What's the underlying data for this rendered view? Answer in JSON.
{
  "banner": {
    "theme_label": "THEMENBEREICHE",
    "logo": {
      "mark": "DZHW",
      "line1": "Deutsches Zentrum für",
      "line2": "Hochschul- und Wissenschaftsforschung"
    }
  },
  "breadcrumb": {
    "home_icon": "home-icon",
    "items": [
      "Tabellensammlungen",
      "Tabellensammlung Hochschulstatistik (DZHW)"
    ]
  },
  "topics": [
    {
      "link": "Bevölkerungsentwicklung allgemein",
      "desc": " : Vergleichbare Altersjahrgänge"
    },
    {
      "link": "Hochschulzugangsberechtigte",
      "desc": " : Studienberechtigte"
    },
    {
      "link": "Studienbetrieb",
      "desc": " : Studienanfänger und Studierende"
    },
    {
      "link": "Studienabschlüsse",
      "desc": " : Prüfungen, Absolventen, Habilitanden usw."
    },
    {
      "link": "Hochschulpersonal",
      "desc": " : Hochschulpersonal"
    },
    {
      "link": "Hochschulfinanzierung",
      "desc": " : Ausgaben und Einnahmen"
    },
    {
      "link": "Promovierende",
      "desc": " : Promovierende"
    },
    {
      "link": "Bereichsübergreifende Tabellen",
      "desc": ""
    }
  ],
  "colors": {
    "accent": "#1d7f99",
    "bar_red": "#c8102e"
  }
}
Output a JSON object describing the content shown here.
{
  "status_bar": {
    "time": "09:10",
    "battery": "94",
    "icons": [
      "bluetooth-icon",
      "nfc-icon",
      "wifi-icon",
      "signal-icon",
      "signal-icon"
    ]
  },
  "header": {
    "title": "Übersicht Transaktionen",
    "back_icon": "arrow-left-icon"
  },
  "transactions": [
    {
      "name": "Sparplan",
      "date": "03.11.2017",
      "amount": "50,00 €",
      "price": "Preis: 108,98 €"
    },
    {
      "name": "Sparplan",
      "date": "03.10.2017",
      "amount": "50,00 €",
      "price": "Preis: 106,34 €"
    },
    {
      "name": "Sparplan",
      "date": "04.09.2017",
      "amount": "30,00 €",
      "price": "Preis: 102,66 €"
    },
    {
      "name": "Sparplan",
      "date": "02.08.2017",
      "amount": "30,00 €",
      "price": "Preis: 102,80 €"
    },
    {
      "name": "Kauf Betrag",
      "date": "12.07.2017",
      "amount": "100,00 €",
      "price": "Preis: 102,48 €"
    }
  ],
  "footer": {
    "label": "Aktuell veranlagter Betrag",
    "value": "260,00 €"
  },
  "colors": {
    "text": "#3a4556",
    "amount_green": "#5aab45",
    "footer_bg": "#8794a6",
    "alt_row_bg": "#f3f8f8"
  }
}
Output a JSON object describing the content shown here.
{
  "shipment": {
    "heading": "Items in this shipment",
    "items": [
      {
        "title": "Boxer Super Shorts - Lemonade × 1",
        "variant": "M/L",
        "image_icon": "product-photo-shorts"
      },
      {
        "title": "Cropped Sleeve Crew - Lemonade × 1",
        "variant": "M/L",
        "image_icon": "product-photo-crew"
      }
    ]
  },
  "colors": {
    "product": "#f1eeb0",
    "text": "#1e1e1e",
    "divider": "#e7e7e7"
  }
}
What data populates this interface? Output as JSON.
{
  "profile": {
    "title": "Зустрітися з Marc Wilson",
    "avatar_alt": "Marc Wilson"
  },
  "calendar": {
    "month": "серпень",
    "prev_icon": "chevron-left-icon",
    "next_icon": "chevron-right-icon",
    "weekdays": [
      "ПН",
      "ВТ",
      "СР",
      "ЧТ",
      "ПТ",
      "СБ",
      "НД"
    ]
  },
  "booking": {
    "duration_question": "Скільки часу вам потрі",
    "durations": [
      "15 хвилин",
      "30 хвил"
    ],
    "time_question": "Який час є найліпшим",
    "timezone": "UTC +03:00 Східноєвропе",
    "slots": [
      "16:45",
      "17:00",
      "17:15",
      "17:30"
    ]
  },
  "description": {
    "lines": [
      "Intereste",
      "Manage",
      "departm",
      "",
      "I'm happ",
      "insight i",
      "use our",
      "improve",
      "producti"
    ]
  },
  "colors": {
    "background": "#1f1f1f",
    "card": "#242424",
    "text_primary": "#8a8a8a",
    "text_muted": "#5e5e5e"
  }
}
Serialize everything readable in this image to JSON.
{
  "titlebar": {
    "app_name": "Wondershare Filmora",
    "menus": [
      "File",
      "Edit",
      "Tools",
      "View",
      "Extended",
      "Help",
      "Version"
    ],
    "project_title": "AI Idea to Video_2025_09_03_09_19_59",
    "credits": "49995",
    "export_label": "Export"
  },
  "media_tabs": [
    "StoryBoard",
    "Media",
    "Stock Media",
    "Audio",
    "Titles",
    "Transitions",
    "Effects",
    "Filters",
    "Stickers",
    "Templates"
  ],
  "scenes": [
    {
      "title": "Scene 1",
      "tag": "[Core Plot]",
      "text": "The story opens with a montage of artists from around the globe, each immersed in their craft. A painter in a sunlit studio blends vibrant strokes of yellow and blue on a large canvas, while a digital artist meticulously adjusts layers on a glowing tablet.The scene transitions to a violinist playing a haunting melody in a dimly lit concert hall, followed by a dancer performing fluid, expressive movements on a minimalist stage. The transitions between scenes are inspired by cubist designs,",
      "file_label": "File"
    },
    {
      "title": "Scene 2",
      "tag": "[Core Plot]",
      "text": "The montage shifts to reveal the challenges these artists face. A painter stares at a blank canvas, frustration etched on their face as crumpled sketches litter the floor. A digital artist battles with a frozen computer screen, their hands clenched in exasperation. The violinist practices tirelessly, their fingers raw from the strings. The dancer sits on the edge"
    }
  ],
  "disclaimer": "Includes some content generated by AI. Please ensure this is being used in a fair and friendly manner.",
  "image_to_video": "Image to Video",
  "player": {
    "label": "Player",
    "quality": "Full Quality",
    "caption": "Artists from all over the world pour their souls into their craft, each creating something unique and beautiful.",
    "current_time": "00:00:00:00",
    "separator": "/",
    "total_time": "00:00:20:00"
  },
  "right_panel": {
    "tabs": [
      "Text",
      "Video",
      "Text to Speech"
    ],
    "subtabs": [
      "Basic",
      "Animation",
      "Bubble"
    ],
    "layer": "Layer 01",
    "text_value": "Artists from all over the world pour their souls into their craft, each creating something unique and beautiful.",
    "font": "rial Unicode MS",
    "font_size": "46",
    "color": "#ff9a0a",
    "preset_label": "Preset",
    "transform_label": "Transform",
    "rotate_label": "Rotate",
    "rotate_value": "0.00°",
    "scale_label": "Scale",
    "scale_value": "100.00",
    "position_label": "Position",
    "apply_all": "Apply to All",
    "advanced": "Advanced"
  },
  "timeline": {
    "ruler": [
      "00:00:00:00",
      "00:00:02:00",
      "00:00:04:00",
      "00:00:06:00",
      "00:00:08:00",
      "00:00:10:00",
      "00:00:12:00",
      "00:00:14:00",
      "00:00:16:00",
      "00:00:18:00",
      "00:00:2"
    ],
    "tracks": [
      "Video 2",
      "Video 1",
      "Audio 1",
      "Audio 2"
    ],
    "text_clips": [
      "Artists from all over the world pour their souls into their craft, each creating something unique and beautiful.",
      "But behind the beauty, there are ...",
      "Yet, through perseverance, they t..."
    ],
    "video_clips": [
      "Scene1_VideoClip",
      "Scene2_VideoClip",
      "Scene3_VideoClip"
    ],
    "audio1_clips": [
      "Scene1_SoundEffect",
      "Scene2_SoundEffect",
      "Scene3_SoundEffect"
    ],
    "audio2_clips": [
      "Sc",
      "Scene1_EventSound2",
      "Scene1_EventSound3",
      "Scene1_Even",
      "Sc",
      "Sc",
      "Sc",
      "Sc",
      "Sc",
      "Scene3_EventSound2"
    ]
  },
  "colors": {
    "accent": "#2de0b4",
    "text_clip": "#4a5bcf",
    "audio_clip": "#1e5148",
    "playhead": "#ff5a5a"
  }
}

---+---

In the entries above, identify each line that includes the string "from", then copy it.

▶ **TASK RESULT**:
      "text": "The story opens with a montage of artists from around the globe, each immersed in their craft. A painter in a sunlit studio blends vibrant strokes of yellow and blue on a large canvas, while a digital artist meticulously adjusts layers on a glowing tablet.The scene transitions to a violinist playing a haunting melody in a dimly lit concert hall, followed by a dancer performing fluid, expressive movements on a minimalist stage. The transitions between scenes are inspired by cubist designs,",
      "text": "The montage shifts to reveal the challenges these artists face. A painter stares at a blank canvas, frustration etched on their face as crumpled sketches litter the floor. A digital artist battles with a frozen computer screen, their hands clenched in exasperation. The violinist practices tirelessly, their fingers raw from the strings. The dancer sits on the edge"
    "caption": "Artists from all over the world pour their souls into their craft, each creating something unique and beautiful.",
    "text_value": "Artists from all over the world pour their souls into their craft, each creating something unique and beautiful.",
      "Artists from all over the world pour their souls into their craft, each creating something unique and beautiful.",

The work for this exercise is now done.